• **Listed entries**
########

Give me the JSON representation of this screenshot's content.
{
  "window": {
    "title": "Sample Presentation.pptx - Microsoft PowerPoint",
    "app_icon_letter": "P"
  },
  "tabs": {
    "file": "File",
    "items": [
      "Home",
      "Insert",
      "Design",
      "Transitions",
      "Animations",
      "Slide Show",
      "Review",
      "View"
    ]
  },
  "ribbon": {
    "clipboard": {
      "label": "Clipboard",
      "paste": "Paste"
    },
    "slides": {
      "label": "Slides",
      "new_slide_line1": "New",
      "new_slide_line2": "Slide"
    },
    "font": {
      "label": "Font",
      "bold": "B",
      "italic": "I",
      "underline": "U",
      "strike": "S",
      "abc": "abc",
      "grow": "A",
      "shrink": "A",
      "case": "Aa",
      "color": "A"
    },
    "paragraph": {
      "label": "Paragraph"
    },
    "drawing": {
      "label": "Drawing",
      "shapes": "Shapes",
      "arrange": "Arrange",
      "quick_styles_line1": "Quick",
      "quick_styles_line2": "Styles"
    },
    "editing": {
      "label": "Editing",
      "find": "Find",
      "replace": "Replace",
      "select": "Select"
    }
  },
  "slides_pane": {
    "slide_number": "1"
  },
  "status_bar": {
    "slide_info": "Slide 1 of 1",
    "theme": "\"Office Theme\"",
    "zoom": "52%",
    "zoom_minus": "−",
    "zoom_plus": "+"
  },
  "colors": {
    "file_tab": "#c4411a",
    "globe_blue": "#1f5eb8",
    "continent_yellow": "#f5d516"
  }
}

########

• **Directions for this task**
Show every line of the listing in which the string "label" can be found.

• **Task solution**
      "label": "Clipboard",
      "label": "Slides",
      "label": "Font",
      "label": "Paragraph"
      "label": "Drawing",
      "label": "Editing",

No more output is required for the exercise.